Cessna Aircraft (Chalet 190) announced here at ABACE 2013 yesterday that sales are up 50 percent in China from 2011 through 2012, and up in Asia Pacific overall. Meanwhile, the company is making rapid progress with its efforts to operate in China through joint ventures formed with China Aviation Industry General Aircraft Co. (CAIGA) in Shijiazhuang and Zhuhai. The joint venture with CAIGA involves building Cessna 208 Grand Caravan EXs (Shijiazhuang) and Cessna Citation XLS+ business jets (Zhuhai) for the Chinese market.
Production of Cessna Aircraft’s new Citation Latitude is on schedule, and the company expects that full airframes will be on the manufacturing lines by year-end. The midsize business jet is scheduled to fly in the first quarter of next year. The Wichita-based aircraft manufacturer has already started building test articles, and has moved from engineering, analysis and modeling to cutting metal. Meanwhile, Cessna started a 19-city tour in the U.S. last week that showcases a Citation Latitude cabin mockup.
Maybe for general aviation to survive, we need more disruption. An article published in Wired magazine (Clayton Christensen Wants to Transform Capitalism, by Jeff Howe) discussed how successful companies often fail to recognize that new companies with “disruptive innovations” are about to take over their marketplace.
Cessna Aircraft rolled out the 400th production Citation CJ3 from its production facility in Wichita yesterday. The light business jet is in its ninth year of service, Cessna noted. “This milestone is testimony to the CJ line,” said Don Beverlin, business leader for the CJ line, which currently includes the CJ2+, CJ3 and CJ4. “The Cessna operators who build and the technicians who service the CJ products take great pride in providing the customer with a safe, reliable product that meets all their transportation needs.
The FAA is adopting an airworthiness directive (AD) for the Cessna 750 Citation X prompted by reports of loss of displayed airspeed.

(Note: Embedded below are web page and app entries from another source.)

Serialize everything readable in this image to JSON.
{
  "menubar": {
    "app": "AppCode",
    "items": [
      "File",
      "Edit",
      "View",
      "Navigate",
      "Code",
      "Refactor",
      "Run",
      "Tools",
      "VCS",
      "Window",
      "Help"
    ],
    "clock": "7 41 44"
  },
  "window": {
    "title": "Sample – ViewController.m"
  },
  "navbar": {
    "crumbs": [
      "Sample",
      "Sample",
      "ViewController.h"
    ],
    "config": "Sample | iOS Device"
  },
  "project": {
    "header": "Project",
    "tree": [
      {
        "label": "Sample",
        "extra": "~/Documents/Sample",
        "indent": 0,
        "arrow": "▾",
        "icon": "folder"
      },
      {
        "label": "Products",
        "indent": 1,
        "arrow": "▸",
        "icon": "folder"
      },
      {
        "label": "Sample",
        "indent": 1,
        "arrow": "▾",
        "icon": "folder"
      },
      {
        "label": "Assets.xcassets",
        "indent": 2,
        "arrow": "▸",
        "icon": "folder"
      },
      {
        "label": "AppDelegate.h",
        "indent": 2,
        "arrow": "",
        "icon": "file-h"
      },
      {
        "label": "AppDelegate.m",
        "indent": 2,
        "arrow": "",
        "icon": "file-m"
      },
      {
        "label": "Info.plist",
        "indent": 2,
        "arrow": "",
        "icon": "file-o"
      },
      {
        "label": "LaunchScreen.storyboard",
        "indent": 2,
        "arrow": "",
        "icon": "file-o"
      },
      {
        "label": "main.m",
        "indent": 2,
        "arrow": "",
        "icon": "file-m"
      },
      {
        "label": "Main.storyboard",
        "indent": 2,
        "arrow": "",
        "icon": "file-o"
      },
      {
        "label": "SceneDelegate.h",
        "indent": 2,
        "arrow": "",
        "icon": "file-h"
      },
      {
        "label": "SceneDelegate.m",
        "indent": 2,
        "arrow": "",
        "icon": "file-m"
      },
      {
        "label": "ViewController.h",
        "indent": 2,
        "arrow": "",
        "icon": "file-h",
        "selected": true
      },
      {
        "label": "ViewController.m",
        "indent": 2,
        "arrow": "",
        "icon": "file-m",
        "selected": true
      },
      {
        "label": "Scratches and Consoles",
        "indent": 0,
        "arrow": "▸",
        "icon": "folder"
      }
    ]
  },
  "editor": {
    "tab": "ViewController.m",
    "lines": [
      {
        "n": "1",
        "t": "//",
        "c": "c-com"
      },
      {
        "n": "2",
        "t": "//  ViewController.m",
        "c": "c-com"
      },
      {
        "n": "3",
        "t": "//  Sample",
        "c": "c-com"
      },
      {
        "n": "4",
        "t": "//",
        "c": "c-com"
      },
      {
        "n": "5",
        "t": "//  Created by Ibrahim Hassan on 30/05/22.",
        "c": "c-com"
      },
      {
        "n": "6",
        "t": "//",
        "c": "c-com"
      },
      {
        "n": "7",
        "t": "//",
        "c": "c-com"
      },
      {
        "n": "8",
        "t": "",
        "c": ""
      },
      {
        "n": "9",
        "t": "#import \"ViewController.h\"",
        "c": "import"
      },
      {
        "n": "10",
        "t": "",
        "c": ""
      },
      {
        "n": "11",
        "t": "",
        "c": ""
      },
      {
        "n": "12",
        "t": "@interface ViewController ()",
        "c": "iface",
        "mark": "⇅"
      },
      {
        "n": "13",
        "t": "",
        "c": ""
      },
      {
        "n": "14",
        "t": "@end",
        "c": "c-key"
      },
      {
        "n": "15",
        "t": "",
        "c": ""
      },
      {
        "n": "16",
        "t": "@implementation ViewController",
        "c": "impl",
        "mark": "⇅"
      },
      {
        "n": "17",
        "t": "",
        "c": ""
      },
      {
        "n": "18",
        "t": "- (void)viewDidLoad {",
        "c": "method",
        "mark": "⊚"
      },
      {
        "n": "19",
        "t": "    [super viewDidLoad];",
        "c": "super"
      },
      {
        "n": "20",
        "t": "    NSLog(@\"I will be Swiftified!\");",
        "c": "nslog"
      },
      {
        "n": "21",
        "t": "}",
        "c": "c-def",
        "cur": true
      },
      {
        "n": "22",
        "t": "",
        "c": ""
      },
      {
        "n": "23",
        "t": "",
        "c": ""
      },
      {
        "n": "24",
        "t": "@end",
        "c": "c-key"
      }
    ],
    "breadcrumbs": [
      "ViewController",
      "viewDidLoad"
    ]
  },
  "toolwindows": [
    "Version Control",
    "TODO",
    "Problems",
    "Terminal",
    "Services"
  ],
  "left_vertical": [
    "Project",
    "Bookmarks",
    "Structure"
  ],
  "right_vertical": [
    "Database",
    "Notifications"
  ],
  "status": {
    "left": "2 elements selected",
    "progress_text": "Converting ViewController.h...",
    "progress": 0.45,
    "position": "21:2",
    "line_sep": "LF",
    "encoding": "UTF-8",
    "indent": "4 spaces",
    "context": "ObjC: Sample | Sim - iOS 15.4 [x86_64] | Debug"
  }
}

The positive momentum for business aircraft flying in January apparently didn’t continue into February, with flight activity in this segment falling 4.4 percent year-over-year last month, according to TraqPak data released on Tuesday by aviation services company Argus.
Cessna Aircraft plans to expand its worldwide sales force by nearly 50 percent and currently has nearly 40 aircraft sales job openings listed on its careers page, the company announced today. As part of this effort, the company is placing an emphasis on decentralized satellite offices in global markets where Cessna’s presence is established or where the company sees growth opportunities.
Cessna Aircraft rolled out the first New Citation Sovereign yesterday from its Wichita manufacturing facility. Announced in October at the NBAA Convention, the upgraded Sovereign features improved cabin cooling, Garmin G5000 avionics with autothrottles, a new cabin management system and winglets.
BellHelicopter Asia,Bell’s maintenance service facility in Singapore,has received Part 145 approval from the Civil Aviation Authority of Singapore (CAAS). This certification allows the company to repair, perform completions, maintain and customizeBellhelicopters that are based in Asia.
Whenever the non-aviation media gets hold of a story that involves aircraft certification issues, such as the recent Boeing 787 lithium-ion battery problems, an enterprising reporter “discovers” that the FAA applied “special conditions” to the certification of the product in question. These stories seem to imply that the manufacturer was given some sort of special dispensation, a way to get around the regulations to obtain the FAA’s stamp of approval.